**Data supplied**:
┄┄┄┄┄┄

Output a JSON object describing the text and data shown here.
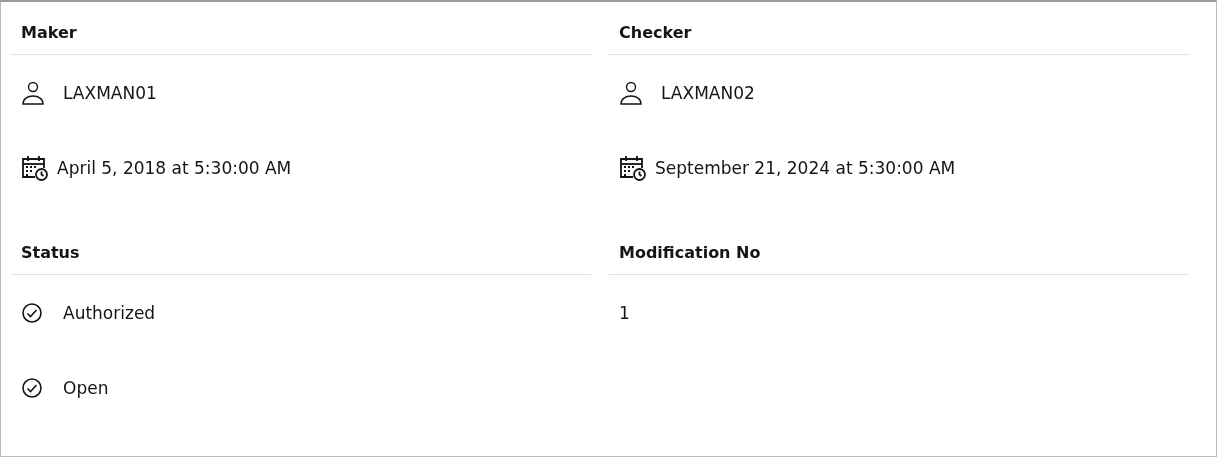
{
  "sections": [
    {
      "title": "Maker",
      "items": [
        {
          "kind": "user",
          "text": "LAXMAN01"
        },
        {
          "kind": "datetime",
          "text": "April 5, 2018 at 5:30:00 AM"
        }
      ]
    },
    {
      "title": "Checker",
      "items": [
        {
          "kind": "user",
          "text": "LAXMAN02"
        },
        {
          "kind": "datetime",
          "text": "September 21, 2024 at 5:30:00 AM"
        }
      ]
    },
    {
      "title": "Status",
      "items": [
        {
          "kind": "status",
          "text": "Authorized"
        },
        {
          "kind": "status",
          "text": "Open"
        }
      ]
    },
    {
      "title": "Modification No",
      "items": [
        {
          "kind": "plain",
          "text": "1"
        }
      ]
    }
  ]
}
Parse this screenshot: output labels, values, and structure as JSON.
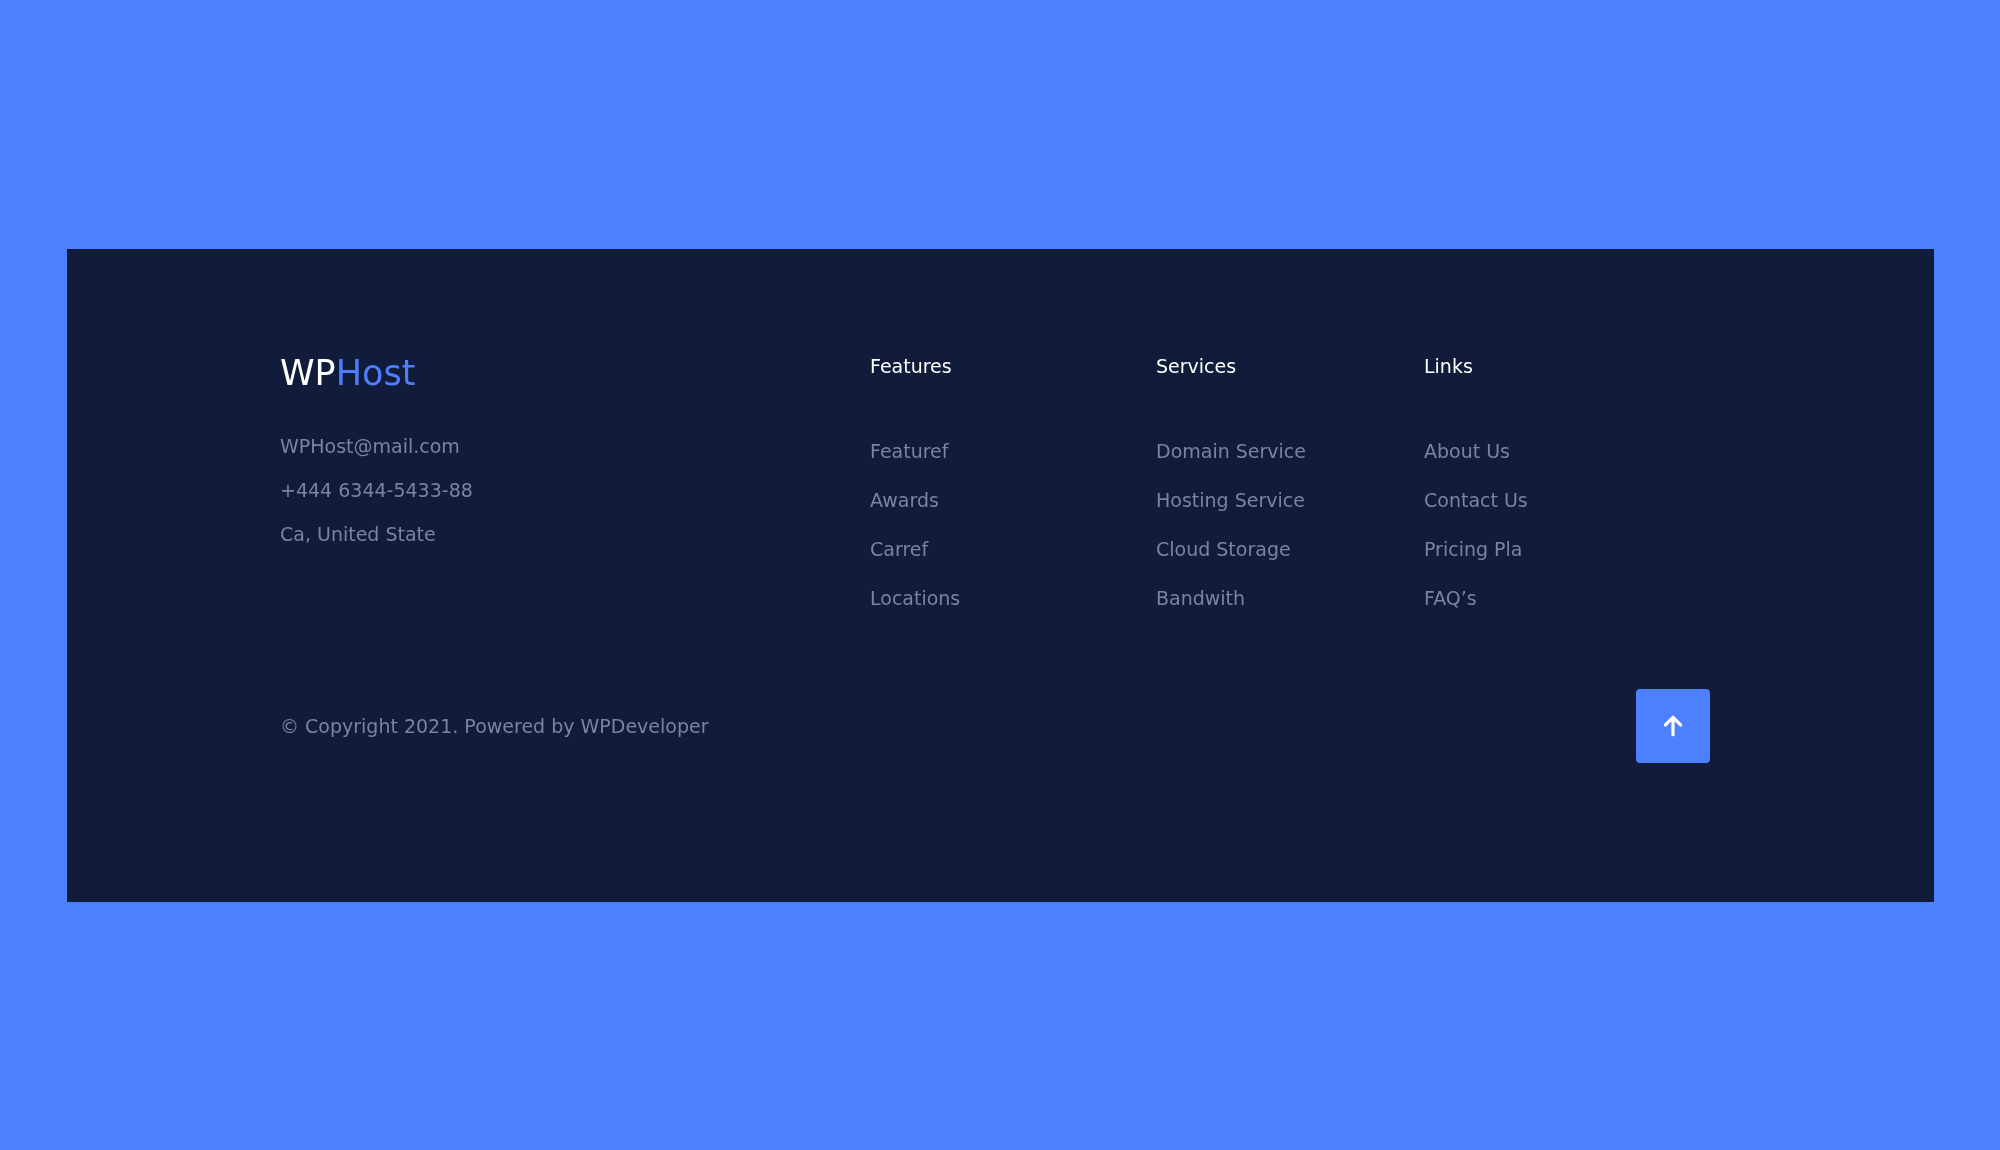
{
  "footer": {
    "logo": [
      {
        "text": "WP",
        "kind": "plain"
      },
      {
        "text": "Host",
        "kind": "accent"
      }
    ],
    "contact": [
      "WPHost@mail.com",
      "+444 6344-5433-88",
      "Ca, United State"
    ],
    "columns": [
      {
        "heading": "Features",
        "links": [
          "Featuref",
          "Awards",
          "Carref",
          "Locations"
        ]
      },
      {
        "heading": "Services",
        "links": [
          "Domain Service",
          "Hosting Service",
          "Cloud Storage",
          "Bandwith"
        ]
      },
      {
        "heading": "Links",
        "links": [
          "About Us",
          "Contact Us",
          "Pricing Pla",
          "FAQ’s"
        ]
      }
    ],
    "copyright": "© Copyright 2021. Powered by WPDeveloper"
  }
}
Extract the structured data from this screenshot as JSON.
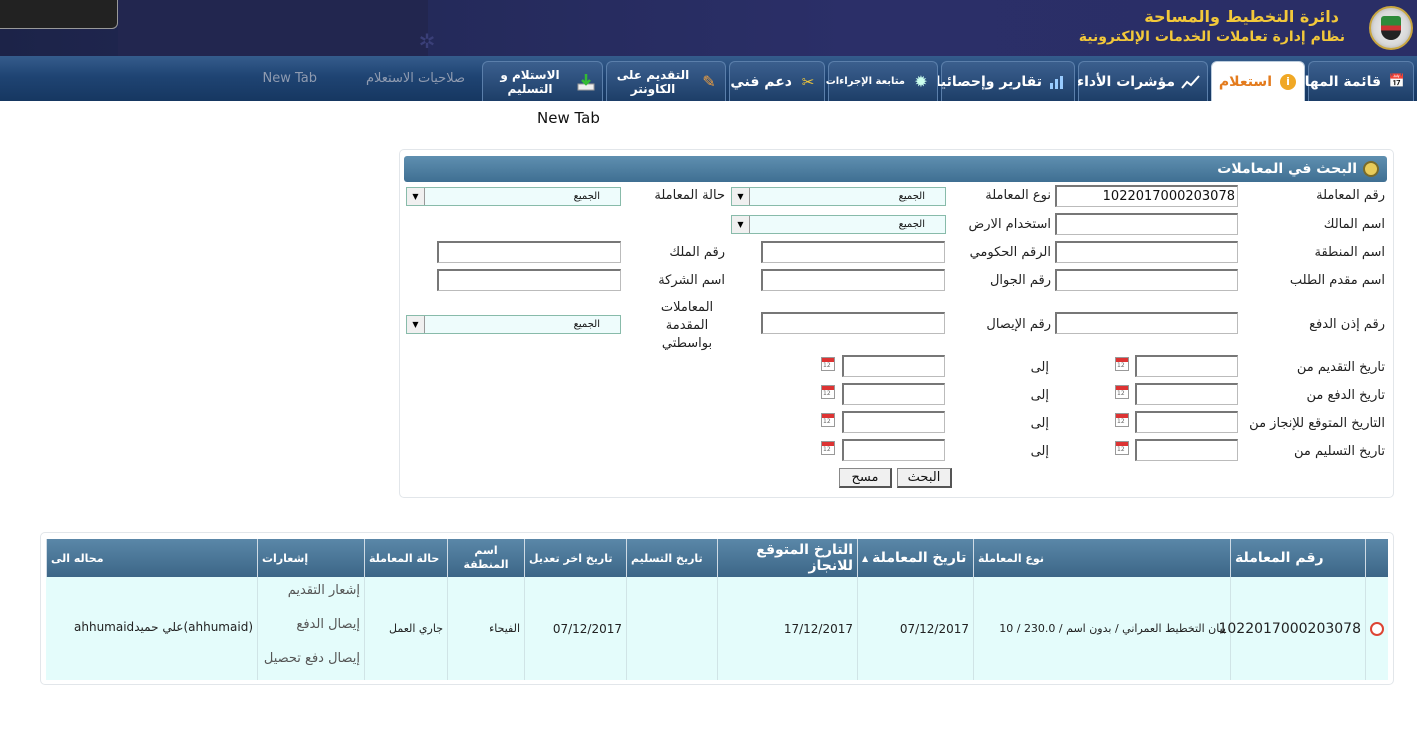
{
  "header": {
    "title": "دائرة التخطيط والمساحة",
    "subtitle": "نظام إدارة تعاملات الخدمات الإلكترونية"
  },
  "nav": {
    "tabs": [
      {
        "label": "قائمة المهام",
        "icon": "calendar-icon"
      },
      {
        "label": "استعلام",
        "icon": "info-icon",
        "active": true
      },
      {
        "label": "مؤشرات الأداء",
        "icon": "chart-line-icon"
      },
      {
        "label": "تقارير وإحصائيات",
        "icon": "bar-chart-icon"
      },
      {
        "label": "متابعة الإجراءات",
        "icon": "gear-icon"
      },
      {
        "label": "دعم فني",
        "icon": "tools-icon"
      },
      {
        "label": "التقديم على الكاونتر",
        "icon": "pen-icon"
      },
      {
        "label": "الاستلام و التسليم",
        "icon": "download-icon"
      }
    ],
    "ghost_tabs": [
      "صلاحيات الاستعلام",
      "New Tab"
    ]
  },
  "page_tab_title": "New Tab",
  "search": {
    "title": "البحث في المعاملات",
    "labels": {
      "trans_no": "رقم المعاملة",
      "trans_type": "نوع المعاملة",
      "trans_status": "حالة المعاملة",
      "owner_name": "اسم المالك",
      "land_use": "استخدام الارض",
      "area_name": "اسم المنطقة",
      "gov_no": "الرقم الحكومي",
      "property_no": "رقم الملك",
      "applicant_name": "اسم مقدم الطلب",
      "mobile_no": "رقم الجوال",
      "company_name": "اسم الشركة",
      "payment_permit_no": "رقم إذن الدفع",
      "receipt_no": "رقم الإيصال",
      "submitted_by_me": "المعاملات المقدمة بواسطتي",
      "submit_date_from": "تاريخ التقديم من",
      "payment_date_from": "تاريخ الدفع من",
      "expected_date_from": "التاريخ المتوقع للإنجاز من",
      "delivery_date_from": "تاريخ التسليم من",
      "to": "إلى"
    },
    "values": {
      "trans_no": "1022017000203078",
      "trans_type": "الجميع",
      "trans_status": "الجميع",
      "land_use": "الجميع",
      "submitted_by_me": "الجميع"
    },
    "buttons": {
      "search": "البحث",
      "clear": "مسح"
    }
  },
  "results": {
    "columns": [
      "رقم المعاملة",
      "نوع المعاملة",
      "تاريخ المعاملة",
      "التارخ المتوقع للانجاز",
      "تاريخ التسليم",
      "تاريخ اخر تعديل",
      "اسم المنطقة",
      "حالة المعاملة",
      "إشعارات",
      "محاله الى"
    ],
    "rows": [
      {
        "trans_no": "1022017000203078",
        "trans_type": "بيان التخطيط العمراني / بدون اسم / 230.0 / 10",
        "trans_date": "07/12/2017",
        "expected_date": "17/12/2017",
        "delivery_date": "",
        "last_modified": "07/12/2017",
        "area": "الفيحاء",
        "status": "جاري العمل",
        "notifications": [
          "إشعار التقديم",
          "إيصال الدفع",
          "إيصال دفع تحصيل"
        ],
        "assigned_user": "(ahhumaid)علي حميد",
        "assigned_id": "ahhumaid"
      }
    ]
  }
}
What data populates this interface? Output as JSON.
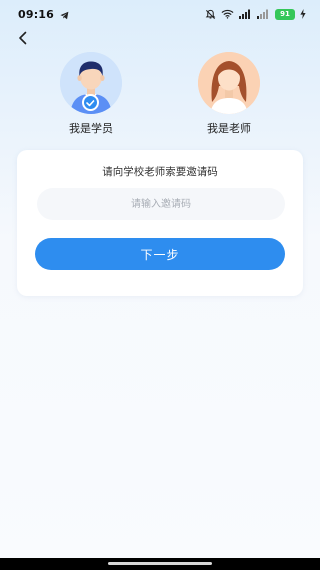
{
  "status_bar": {
    "time": "09:16",
    "battery": "91",
    "icons": [
      "telegram-icon",
      "mute-icon",
      "wifi-icon",
      "signal-icon",
      "signal-icon",
      "battery-icon",
      "charging-icon"
    ]
  },
  "roles": {
    "student": {
      "label": "我是学员",
      "selected": true
    },
    "teacher": {
      "label": "我是老师",
      "selected": false
    }
  },
  "form": {
    "title": "请向学校老师索要邀请码",
    "code_placeholder": "请输入邀请码",
    "code_value": "",
    "next_label": "下一步"
  },
  "colors": {
    "accent": "#2e8def",
    "student_avatar_bg": "#cfe3fb",
    "teacher_avatar_bg": "#fbd2b4"
  }
}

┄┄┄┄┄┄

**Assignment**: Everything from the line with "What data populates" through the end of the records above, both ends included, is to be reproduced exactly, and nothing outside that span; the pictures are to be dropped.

**Response below**:
What data populates this interface? Output as JSON.
{
  "status_bar": {
    "time": "09:16",
    "battery": "91",
    "icons": [
      "telegram-icon",
      "mute-icon",
      "wifi-icon",
      "signal-icon",
      "signal-icon",
      "battery-icon",
      "charging-icon"
    ]
  },
  "roles": {
    "student": {
      "label": "我是学员",
      "selected": true
    },
    "teacher": {
      "label": "我是老师",
      "selected": false
    }
  },
  "form": {
    "title": "请向学校老师索要邀请码",
    "code_placeholder": "请输入邀请码",
    "code_value": "",
    "next_label": "下一步"
  },
  "colors": {
    "accent": "#2e8def",
    "student_avatar_bg": "#cfe3fb",
    "teacher_avatar_bg": "#fbd2b4"
  }
}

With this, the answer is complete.